The remuneration section of the Transurban annual report is an eyeopener. The very first paragraph states the following:
Toll road concessions are an asset class characterised by defensive, predictable cash flows, which grow over the life of long dated concession agreements. There is high upfront capital expenditure during the construction phase of a project, which shifts to a low cost, high margin cash generative business for the remainder of the concession life. The investment proposition for high quality toll road assets lies in providing investors with access to long dated, predictable, growing cash flows generated by the assets over the life of the concessions.
Doesn’t seem too complicated, does it? Yet Transurban CEO Chris Lynch received a package totalling $6.02m last financial year. Six million bucks for running a few toll roads.
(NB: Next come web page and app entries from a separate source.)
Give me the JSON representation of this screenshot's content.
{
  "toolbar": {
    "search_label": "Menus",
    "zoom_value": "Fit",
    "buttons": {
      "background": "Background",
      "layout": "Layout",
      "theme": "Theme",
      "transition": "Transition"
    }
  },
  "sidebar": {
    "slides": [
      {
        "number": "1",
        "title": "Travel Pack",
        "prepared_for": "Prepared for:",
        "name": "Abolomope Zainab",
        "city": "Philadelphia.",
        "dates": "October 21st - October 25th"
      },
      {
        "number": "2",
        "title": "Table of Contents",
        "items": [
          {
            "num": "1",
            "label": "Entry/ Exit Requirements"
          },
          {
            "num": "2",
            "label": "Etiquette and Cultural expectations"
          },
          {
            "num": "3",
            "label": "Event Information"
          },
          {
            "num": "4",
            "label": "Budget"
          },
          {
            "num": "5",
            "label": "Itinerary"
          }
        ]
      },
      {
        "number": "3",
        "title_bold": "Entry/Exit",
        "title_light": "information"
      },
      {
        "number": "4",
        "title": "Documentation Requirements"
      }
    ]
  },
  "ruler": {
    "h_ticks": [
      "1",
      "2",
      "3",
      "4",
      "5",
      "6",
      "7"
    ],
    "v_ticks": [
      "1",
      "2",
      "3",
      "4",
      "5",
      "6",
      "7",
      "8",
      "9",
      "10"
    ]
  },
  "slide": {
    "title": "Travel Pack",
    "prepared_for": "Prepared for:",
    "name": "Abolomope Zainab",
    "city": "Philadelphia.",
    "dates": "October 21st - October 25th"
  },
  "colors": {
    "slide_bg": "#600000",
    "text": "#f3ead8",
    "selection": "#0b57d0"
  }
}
No doubt he’s a very capable executive and he may even be worth this sort of money in a different organisation, but Transurban doesn’t need a high flying CEO. It just needs someone to collect the tolls, make a few sensible capital expenditure decisions and hand the cash over to securityholders.
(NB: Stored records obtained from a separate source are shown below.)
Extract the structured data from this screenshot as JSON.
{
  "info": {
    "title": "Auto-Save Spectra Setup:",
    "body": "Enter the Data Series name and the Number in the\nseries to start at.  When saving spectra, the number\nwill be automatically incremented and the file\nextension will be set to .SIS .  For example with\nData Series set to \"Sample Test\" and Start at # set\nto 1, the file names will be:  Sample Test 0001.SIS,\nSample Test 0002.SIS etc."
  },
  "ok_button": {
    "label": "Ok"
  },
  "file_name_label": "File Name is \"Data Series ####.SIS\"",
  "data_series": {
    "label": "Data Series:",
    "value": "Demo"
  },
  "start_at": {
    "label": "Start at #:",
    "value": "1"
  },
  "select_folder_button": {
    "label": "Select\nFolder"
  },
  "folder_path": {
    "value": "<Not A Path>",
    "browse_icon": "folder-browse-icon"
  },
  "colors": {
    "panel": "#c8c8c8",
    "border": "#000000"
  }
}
In the name of ‘good corporate governance’, the group is seeking securityholder approval for the long-term incentive proportion of Lynch’s package for 2011. However, ‘in the event that security holders do not approve the proposed grant, a cash payment equivalent to the remuneration value of the LTI awards will be made to Mr Lynch’. The emphasis is mine. Seriously, why bother?